Watching your small business grow is pretty much a dream scenario for any entrepreneur. But growth that happens too fast can also have negative consequences for the business, especially if you’re not prepared to handle it. Limited funds and manpower might result in struggling to keep up with it, or you might end up overestimating the expansion and making costly mistakes.
With that said, this stage of a business’s life cycle doesn’t have to be overwhelming — here are five steps that can help turn that growth into success:
1. Analyze your growth
Conducting a business analysis is a must, whether growth happens by chance or a result of consistent hard work. Doing a SWOT analysis — which stands for strengths, weaknesses, opportunities, and threats — can help you figure out what you’re doing right, as well as the points you can still improve on. This process can also help you understand what gives you an edge over your competition, and identify the ways you can stick to your business’s core values and objectives as you expand.
2. Manage your finances
As more money comes in, the more you need to be diligent about financial management. Now is not the time to get complacent or frivolous with your budget given that growth also means added expenses. Handling finances means staying on top of your revenue, expenses, invoicing, taxes, and debt, among other things. Scaling a business is also a good time to reevaluate or refinance your loans to get a better deal now that your profits are growing. Lenders will consider you as less of a risk given your new projections and will be able to provide better rates for your business loan.
But if your business is growing a lot faster than you expected, consider outsourcing professional financial services like accounting or bookkeeping. This reduces the chances of making errors that might end up hurting you or your business.
3. Update your business structure
Being a solo proprietorship or partnership is the default structure for most entrepreneurs and small businesses. However, growth signals the time to reconsider and update the legal structure of your business, especially if you want to separate the personal from the professional.
A limited liability company (LLC) is your next best option for a small business owner as it grants you legal and tax advantages as with corporations. More specifically, LLCs are taxed directly to the members. The main benefit of an LLC, though, is the protection of the owners from legal ramifications such as debt or lawsuits. The process of forming an LLC is not very complicated and can be done in a few steps with the help of a registered agent in your state. Updating your business structure is an important consideration. This is because as your business grows it will add both a layer of legitimacy and security to you and your business.
4. Build the right team
When recruiting employees for your small business, you first need to evaluate how a new hire will fit into the growth plan for your business. This will help you create a clear job description which is essential to establishing work expectations. Having that clarity from the get-go ensures that no time is wasted on onboarding new employees, which can be a costly and lengthy process. Another option is to hire a professional head-hunter who can bring in the right people for your business. Outsourcing this process can give you more time to focus on other aspects of the business without compromising the quality of your growing team.
5. Prioritize customer service

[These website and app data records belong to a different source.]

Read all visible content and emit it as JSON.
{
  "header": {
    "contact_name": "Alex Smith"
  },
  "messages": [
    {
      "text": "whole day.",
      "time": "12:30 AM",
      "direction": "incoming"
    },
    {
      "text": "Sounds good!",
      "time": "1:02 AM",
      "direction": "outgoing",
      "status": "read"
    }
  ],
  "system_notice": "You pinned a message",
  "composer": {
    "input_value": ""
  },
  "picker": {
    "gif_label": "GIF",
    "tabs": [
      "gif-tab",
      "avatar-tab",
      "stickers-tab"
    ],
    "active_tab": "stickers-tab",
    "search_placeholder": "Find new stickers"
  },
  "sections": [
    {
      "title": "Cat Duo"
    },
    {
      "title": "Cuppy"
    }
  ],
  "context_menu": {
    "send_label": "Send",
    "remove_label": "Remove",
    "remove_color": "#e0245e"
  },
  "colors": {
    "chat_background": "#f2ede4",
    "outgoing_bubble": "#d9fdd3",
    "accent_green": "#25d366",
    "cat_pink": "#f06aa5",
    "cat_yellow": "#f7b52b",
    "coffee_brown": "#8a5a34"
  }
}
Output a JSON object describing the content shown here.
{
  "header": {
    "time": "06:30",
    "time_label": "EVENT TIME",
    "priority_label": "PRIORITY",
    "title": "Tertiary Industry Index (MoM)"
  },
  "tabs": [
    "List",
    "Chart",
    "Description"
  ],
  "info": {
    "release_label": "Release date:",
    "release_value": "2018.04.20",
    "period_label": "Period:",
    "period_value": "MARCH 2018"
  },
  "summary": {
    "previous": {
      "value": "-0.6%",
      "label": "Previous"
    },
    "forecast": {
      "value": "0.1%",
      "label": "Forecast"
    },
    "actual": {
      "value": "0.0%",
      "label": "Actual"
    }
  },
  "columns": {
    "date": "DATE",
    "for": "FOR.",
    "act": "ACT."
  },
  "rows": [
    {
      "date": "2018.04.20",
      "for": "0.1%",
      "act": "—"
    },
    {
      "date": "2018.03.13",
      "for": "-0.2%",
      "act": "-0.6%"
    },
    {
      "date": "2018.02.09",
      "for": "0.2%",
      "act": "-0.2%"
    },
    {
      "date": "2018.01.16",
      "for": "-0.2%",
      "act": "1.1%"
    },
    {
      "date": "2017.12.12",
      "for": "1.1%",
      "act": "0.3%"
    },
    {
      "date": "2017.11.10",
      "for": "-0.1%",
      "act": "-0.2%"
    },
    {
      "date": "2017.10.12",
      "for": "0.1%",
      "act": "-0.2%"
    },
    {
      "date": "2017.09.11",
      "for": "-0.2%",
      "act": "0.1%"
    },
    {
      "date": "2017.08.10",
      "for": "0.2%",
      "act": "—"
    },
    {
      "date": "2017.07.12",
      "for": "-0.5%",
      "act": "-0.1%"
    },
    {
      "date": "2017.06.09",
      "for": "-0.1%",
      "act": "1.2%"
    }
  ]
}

Neglecting your customers’ experience is a missed opportunity given that consumers trust small businesses more than large companies. To use this to your advantage, you need to continue making customer service a priority primarily by training staff to competently address your clientele’s needs. Make sure to respond to feedback you receive, reward your loyal customers, and provide them with a more personalized experience. Regardless of the size of your business, you want to keep your customers satisfied — they are, after all, the reason behind your growth!